Bill updates 12-year-old law to meet government’s current cybersecurity needs, establishes real-time system monitoring, and enhances oversight of federal data breaches
Dec 09 2014
WASHINGTON- Last evening, the Senate approved critical legislation that would help federal agencies thwart cyber attacks.
The Federal Information Security Modernization Act of 2014, introduced by Senate Homeland Security and Governmental Affairs Committee Chairman Tom Carper (D-Del.) and Ranking Member Tom Coburn (R-Okla.), would update the Federal Information Security Management Act of 2002 to better protect federal agencies from cyber attacks. The bill would better delineate the roles and responsibilities assigned to agencies charged with securing the “.gov” domain, move agencies away from the current paperwork-heavy security review processes, and put greater management and oversight attention on data breaches at federal agencies. The bill is more than overdue: cyber attacks reported by federal agencies have increased by nearly 680 percent over the past six years, according to a recent study by the Government Accountability Office.
“Cybersecurity is one of our nation’s biggest challenges,” said Chairman Carper. “Recently, several federal agencies, from the Postal Service to the Office of Personnel Management to the State Department to the White House have been hit with serious cyber attacks. It is more than clear that the federal government needs to address this 21st century threat with a 21st century response. This bill will modernize our outdated federal network security laws, provide the tools and authorities needed to improve security at our federal agencies, and increase transparency and accountability for data breaches at federal agencies. On top of that, it allows taxpayer dollars to be better spent on improving network security by reducing unnecessary and burdensome paper-based reporting. But Senate passage of this bill only gets us part of the way there. We now need our colleagues in the House to bring this critical bill across the finish line and to the President’s desk. With the clock ticking on the 113th Congress, we can’t afford to wait. Our nation’s cybersecurity is counting on it.”
“For too long, the federal government has struggled with poor cybersecurity practices, which puts the American people’s sensitive information at risk,” said Dr. Coburn. “This bipartisan reform bill is a small but significant step to address the problem. It requires agencies to be accountable to Congress and the public for data breaches and other incidents to protect the public’s information.”

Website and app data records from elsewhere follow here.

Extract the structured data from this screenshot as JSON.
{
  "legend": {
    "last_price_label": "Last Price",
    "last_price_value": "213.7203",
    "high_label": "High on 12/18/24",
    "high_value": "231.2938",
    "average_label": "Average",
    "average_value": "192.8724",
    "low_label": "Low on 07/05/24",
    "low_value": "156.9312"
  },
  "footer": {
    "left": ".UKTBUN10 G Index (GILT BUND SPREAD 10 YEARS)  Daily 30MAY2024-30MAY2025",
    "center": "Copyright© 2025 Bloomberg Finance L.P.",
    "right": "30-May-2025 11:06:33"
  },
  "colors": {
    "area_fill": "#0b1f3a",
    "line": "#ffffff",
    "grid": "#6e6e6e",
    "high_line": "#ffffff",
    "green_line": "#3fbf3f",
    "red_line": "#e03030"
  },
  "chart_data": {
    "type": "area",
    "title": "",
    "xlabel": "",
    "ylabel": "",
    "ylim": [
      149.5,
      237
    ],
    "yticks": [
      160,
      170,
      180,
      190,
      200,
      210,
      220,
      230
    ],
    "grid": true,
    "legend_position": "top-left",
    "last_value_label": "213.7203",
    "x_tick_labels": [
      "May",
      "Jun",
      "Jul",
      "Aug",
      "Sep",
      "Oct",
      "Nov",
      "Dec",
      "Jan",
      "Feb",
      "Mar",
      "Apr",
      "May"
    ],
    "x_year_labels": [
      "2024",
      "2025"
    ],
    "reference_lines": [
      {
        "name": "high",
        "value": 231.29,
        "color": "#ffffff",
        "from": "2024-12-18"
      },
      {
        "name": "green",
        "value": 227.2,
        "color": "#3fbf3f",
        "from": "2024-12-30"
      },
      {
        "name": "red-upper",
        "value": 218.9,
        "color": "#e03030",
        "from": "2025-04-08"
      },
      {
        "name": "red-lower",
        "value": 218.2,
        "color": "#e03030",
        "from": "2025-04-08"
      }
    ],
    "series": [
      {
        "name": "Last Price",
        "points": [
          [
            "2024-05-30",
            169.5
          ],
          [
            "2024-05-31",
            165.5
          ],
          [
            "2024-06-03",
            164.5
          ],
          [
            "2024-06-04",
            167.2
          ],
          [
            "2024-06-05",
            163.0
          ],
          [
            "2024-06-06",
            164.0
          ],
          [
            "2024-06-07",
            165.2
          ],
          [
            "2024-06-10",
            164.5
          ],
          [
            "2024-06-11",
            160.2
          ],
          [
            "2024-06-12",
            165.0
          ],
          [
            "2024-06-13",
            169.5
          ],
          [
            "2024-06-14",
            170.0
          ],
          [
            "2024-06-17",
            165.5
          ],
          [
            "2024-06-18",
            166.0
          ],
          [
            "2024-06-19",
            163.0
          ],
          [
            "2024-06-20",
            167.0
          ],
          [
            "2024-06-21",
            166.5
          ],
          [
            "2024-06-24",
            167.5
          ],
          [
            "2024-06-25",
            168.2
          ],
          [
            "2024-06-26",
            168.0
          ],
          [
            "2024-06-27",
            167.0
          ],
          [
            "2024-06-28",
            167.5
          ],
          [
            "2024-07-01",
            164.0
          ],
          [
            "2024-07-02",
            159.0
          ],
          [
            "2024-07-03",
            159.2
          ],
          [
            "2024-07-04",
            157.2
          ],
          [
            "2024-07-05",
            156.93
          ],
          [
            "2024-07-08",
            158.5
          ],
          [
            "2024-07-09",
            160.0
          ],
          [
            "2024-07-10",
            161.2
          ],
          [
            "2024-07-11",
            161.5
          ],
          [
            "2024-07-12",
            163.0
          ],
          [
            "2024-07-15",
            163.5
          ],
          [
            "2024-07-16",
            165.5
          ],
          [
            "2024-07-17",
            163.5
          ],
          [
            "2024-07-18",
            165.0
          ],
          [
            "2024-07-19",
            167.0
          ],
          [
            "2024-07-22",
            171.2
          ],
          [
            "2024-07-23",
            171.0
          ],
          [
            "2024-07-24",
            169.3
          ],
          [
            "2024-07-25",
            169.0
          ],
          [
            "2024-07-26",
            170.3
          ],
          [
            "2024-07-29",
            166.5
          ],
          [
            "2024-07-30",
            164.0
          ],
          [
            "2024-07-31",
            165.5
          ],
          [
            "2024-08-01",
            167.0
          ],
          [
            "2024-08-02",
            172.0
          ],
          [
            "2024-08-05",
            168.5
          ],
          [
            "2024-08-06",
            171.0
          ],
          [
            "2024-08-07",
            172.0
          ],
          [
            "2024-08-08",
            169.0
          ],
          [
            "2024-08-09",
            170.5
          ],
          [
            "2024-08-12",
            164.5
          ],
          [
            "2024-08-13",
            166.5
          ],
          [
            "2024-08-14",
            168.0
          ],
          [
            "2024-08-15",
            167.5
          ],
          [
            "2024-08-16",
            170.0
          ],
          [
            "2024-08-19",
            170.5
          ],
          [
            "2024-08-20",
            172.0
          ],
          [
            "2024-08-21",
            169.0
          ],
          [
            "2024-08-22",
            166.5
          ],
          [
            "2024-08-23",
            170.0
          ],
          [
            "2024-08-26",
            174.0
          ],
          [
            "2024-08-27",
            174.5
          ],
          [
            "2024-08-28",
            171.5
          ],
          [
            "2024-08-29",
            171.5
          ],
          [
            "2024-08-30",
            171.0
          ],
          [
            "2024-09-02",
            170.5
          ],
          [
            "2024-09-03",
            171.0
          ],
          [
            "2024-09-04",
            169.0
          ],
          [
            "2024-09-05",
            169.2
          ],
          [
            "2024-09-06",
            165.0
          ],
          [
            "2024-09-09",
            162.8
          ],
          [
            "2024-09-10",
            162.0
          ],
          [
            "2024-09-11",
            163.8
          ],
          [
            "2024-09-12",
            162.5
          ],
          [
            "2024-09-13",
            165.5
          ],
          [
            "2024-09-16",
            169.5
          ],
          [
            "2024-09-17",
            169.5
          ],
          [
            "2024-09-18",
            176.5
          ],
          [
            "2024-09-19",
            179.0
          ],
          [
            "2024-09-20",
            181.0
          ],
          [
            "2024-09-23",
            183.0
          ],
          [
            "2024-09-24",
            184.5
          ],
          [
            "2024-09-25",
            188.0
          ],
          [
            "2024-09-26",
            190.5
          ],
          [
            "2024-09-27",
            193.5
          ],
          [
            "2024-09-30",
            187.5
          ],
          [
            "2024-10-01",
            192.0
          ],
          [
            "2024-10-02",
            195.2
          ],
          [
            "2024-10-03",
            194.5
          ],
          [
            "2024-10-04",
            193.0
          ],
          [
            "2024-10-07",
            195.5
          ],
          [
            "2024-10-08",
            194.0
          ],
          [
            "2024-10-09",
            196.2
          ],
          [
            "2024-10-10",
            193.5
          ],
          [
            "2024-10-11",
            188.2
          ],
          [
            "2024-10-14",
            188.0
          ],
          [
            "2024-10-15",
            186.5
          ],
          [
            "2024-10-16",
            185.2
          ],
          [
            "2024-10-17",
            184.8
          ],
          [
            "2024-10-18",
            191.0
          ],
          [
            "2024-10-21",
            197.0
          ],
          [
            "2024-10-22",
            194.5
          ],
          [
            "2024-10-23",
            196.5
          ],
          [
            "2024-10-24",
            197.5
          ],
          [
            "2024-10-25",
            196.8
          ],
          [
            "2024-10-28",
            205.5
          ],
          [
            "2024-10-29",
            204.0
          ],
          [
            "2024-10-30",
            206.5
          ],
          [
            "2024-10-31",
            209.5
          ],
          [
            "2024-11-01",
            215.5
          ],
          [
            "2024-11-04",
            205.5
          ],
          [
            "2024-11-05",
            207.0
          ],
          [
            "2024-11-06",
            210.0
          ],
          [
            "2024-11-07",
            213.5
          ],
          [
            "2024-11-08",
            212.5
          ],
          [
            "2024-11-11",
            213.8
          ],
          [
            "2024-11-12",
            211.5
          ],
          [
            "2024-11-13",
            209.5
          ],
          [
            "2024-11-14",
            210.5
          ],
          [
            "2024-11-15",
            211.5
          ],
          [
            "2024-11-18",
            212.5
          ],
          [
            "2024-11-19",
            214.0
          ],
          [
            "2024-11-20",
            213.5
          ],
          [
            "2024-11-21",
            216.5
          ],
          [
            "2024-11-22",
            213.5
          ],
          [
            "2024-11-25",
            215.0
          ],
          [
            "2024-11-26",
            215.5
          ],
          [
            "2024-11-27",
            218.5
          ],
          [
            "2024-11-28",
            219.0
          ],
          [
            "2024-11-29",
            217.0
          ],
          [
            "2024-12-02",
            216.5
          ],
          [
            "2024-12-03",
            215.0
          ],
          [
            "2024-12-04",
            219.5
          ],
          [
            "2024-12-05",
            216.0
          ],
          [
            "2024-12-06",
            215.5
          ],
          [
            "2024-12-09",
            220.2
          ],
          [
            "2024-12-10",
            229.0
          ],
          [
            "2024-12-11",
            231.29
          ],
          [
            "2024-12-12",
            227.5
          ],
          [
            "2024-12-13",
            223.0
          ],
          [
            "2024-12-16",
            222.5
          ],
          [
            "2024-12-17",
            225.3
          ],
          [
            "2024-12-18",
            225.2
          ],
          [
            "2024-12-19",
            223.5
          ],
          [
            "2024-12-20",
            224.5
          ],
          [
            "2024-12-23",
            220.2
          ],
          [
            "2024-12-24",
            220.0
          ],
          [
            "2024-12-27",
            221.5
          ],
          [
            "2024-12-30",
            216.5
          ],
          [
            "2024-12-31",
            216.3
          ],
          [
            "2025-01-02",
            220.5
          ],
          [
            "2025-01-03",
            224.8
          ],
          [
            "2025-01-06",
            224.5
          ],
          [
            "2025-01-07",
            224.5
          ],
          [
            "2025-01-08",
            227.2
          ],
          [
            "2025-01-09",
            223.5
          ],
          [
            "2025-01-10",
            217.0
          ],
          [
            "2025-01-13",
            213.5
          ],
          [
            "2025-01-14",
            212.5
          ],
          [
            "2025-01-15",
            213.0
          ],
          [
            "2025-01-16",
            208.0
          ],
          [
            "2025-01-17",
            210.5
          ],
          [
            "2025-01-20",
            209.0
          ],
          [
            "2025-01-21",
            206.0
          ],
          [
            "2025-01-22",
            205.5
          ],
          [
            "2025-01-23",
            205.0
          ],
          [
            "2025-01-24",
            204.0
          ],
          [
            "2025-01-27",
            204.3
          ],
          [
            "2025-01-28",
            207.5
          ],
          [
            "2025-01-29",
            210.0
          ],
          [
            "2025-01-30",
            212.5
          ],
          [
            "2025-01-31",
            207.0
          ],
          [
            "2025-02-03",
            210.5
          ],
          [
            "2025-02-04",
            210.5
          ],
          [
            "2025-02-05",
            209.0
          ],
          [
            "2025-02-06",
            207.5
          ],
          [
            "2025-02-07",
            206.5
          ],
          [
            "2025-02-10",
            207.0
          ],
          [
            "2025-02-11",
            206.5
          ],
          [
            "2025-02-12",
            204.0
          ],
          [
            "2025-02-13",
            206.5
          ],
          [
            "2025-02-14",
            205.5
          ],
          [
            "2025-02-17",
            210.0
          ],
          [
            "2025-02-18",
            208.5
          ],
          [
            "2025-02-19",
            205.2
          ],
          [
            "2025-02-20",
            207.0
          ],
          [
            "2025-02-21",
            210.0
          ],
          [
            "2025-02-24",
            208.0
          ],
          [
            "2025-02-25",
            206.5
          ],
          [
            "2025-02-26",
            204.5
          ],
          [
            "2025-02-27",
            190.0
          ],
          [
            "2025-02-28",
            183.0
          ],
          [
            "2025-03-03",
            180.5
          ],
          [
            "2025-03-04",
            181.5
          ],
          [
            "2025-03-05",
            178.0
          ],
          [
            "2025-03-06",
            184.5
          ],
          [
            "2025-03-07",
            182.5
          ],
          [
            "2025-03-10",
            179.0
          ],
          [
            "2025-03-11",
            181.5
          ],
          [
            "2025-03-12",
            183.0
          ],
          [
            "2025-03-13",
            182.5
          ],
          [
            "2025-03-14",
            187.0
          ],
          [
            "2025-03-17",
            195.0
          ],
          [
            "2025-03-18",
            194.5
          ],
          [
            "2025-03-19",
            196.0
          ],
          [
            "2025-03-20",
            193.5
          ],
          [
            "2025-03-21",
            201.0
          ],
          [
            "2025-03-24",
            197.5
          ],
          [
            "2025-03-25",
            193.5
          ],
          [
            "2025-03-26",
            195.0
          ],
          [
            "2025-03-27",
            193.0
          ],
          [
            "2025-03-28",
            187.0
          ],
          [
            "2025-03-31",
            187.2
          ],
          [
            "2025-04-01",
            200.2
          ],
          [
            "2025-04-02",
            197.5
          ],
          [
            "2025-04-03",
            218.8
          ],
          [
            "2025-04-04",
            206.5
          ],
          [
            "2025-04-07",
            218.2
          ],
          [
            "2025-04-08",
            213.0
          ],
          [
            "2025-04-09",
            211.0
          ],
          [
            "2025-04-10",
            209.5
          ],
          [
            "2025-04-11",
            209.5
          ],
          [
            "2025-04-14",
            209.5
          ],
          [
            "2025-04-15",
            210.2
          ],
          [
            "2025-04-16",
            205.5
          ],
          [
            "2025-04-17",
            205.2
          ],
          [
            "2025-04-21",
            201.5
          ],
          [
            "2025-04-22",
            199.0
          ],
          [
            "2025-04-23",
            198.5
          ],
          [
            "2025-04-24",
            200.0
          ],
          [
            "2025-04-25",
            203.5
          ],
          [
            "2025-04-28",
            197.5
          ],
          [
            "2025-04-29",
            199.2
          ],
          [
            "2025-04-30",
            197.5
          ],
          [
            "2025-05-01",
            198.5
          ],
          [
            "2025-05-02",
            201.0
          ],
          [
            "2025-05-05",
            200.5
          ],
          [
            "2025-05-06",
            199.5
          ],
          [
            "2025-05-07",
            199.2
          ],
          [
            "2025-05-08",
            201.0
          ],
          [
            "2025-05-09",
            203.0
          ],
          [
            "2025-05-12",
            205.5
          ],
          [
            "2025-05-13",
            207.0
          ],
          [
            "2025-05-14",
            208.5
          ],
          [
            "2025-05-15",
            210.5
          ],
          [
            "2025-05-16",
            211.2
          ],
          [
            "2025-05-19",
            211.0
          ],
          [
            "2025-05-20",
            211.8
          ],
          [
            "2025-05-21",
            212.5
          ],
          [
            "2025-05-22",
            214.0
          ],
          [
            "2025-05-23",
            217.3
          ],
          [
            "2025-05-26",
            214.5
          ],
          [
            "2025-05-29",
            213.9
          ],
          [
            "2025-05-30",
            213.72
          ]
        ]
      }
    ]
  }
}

In September, the Senate passed the DHS Cybersecurity Workforce Recruitment and Retention Act of 2014, which would help address critical challenges that the Department of Homeland Security (DHS) faces in hiring and retaining cybersecurity professionals by providing the Secretary of Homeland Security hiring and compensation authorities for cybersecurity experts like those of the Secretary of Defense.
In June, the Homeland Security and Governmental Affairs Committee approved the National Cybersecurity and Communications Integration Center Act of 2014. The bill would codify the existing cybersecurity and communications operations center at the Department of Homeland Security (DHS), known as the National Cybersecurity and Communications Integration Center. The bill authorizes the Center’s current activities to share cybersecurity information and analysis with the private sector, provide incident response and technical assistance to companies and federal agencies, and recommend security measures to enhance cybersecurity.